There’s a comfort to the sense of mortality that the backcountry instills in its visitors, to the sense of smallness that comes with leaving the road behind in Yellowstone. Knowing that a turned ankle can mean disaster or that a swim in the river could be your last should be discomforting, but it’s not. There’s an apt belonging in being just another animal loose in Yellowstone’s wilds.
On the third day we set out for the Lamar River Valley, trekking down the Yellowstone River trail which, in part of the canyon, tightly hugs the river for miles. We lamented the sections of rivers we hadn’t traveled far enough from camp to explore, and planned our return in the years to follow. Almost every break through a forest stand or turn around a bend revealed a stretch of water that simply begged to be fished, each devoid of anglers or people at all, just like the one before it.
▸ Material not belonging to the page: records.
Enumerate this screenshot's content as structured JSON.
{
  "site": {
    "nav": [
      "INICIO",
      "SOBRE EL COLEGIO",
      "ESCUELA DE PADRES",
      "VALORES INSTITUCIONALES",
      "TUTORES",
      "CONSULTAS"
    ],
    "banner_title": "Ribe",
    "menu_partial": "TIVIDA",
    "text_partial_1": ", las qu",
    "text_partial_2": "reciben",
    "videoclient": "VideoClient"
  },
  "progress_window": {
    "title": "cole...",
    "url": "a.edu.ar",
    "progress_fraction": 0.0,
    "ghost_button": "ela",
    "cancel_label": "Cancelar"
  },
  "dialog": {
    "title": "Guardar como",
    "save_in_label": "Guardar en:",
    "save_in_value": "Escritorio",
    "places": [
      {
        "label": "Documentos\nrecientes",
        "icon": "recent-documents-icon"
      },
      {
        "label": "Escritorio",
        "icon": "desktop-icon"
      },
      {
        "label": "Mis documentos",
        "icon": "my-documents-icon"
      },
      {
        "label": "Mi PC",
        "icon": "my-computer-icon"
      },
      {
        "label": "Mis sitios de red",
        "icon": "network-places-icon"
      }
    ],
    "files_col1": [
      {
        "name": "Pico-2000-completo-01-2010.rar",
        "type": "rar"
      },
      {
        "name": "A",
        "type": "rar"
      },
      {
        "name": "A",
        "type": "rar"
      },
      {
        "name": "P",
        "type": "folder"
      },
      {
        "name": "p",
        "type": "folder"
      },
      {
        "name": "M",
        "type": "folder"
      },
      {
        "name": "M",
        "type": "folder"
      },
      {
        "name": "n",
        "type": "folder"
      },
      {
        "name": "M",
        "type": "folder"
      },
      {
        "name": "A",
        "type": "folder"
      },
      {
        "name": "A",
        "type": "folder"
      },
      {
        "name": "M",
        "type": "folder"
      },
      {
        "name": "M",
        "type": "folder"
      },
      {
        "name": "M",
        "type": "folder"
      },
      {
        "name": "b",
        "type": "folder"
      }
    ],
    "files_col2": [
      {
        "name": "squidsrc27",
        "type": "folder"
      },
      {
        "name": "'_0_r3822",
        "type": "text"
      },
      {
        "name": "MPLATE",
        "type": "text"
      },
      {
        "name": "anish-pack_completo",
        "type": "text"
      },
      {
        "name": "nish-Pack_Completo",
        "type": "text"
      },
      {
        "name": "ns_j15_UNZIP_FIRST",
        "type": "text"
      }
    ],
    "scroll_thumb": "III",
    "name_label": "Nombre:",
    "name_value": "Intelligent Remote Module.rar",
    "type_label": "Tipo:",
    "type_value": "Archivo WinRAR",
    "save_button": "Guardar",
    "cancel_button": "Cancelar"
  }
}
We blew our exit of the canyon by several hours. After crossing the Yellowstone on a high bridge, the way out of the canyon by way of Blacktail Deer Creek trail is a long, grueling ascent and one that was worsened by our overburdening load of unneeded gear. The climb out is a beautiful one, following the small, rocky tumbling Blacktail Deer Creek and affording big views of the canyon and the expanse of the park. We slogged on for the better part of a day, dogged by a curious coyote for a long part of the hike out, and by the time we lumbered across Grand Loop Road to the trailhead, we’d forfeited any chance of making it into our Lamar Valley campsite before nightfall.
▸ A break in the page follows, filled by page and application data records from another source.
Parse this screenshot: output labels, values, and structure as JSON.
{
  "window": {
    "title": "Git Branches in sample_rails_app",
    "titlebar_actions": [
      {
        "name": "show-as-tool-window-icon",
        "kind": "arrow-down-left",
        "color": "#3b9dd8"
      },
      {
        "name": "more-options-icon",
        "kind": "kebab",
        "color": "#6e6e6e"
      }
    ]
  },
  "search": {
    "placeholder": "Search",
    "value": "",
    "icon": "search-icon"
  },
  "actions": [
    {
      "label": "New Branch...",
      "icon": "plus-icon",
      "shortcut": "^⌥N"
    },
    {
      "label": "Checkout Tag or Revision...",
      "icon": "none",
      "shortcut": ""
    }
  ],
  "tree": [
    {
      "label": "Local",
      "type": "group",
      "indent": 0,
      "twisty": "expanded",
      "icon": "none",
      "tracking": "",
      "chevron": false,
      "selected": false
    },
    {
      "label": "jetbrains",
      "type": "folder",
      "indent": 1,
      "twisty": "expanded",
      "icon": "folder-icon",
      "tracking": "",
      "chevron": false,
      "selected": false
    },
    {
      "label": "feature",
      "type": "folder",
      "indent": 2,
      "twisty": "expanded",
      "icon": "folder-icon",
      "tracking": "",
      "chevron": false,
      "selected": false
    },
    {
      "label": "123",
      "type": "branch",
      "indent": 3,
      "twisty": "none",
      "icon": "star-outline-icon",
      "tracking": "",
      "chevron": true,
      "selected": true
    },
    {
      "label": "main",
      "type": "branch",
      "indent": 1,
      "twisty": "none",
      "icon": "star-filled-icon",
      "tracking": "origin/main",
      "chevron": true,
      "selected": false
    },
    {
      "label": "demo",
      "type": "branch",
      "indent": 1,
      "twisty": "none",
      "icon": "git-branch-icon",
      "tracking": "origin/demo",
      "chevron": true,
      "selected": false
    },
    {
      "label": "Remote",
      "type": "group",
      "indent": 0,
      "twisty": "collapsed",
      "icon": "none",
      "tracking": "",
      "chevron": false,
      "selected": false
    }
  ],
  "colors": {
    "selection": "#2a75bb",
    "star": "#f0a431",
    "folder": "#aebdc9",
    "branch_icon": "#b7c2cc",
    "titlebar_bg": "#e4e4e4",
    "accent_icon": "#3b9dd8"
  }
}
Instead, after a long but day-hike length trek back down one of Yellowstone’s trails, we fished a different section of the Lamar the following day. We were charmed by the Lamar’s character and beauty, unique from that of the Yellowstone where it courses through Black canyon, and by its feisty trout. Despite the solace that we also found as we plied the Lamar’s waters, we bemoaned our poor planning that led to us missing our targeted section of the Lamar at its confluence with Cache Creek that was said to be even more intimate and more flush with trout, and so we planned our return.
And it's not just what we missed of the Lamar that beckons we return. It's the Yellowstone we glimpsed on the way out of the canyon, it's the park's other famed, big rivers like the Firehole and the Madison. It's the creeks like Hellroaring, Slough and Cache. It's simply being there. All of Yellowstone starts calling you to return, not longer after you leave, and it doesn't cease until you do.
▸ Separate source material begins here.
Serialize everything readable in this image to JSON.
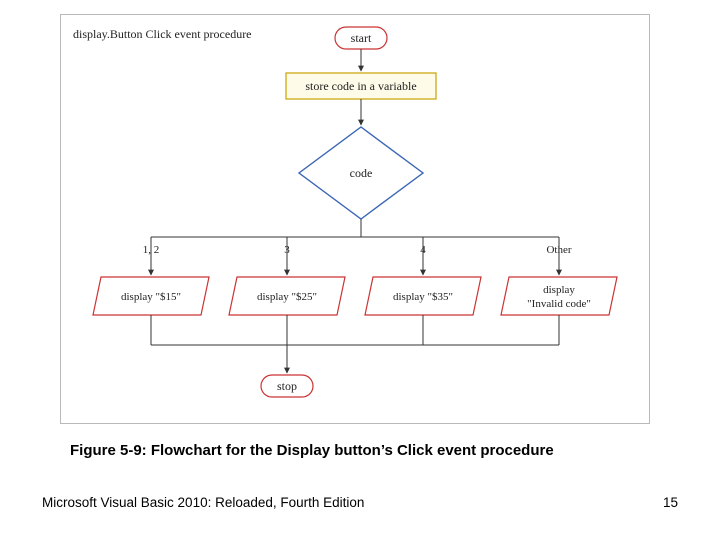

Joe Esparza replied on Permalink
I can see why it took you awhile to write this article. Great job in writing this. We live in a world that makes it difficult to put up with discomfort for the reward of presence! Well written.
Jeff Chang replied on Permalink
Was there in mid-August, at the confluence of Black Tail Deer Creek and the Yellowstone; crossed the same bridge in the process. Your words and feelings are spot on. The Yellowstone is a woman with whom a brief encounter will change your life and you'll search for her in every passing crowd. The solitude is as rewarding as the cutties. I was planning my return on the hike out... Great piece. Maybe I'll see you out there sometime. Hopefully not.
Chad Shmukler replied on Permalink
Well said, Jeff.
Ross Slayton replied on Permalink
X it's why I moved to Eastern Idaho, to be within a stones throw of the waters you wrote about. It's so hard to write about solitude and that feeling of being totally detached from the worries and concerns of the modern world, replaced of course by the pri.al feeler gs of preservation where grizzlies are concerned, and rightly so. I love this part of the country try and I do to think I will ever leave.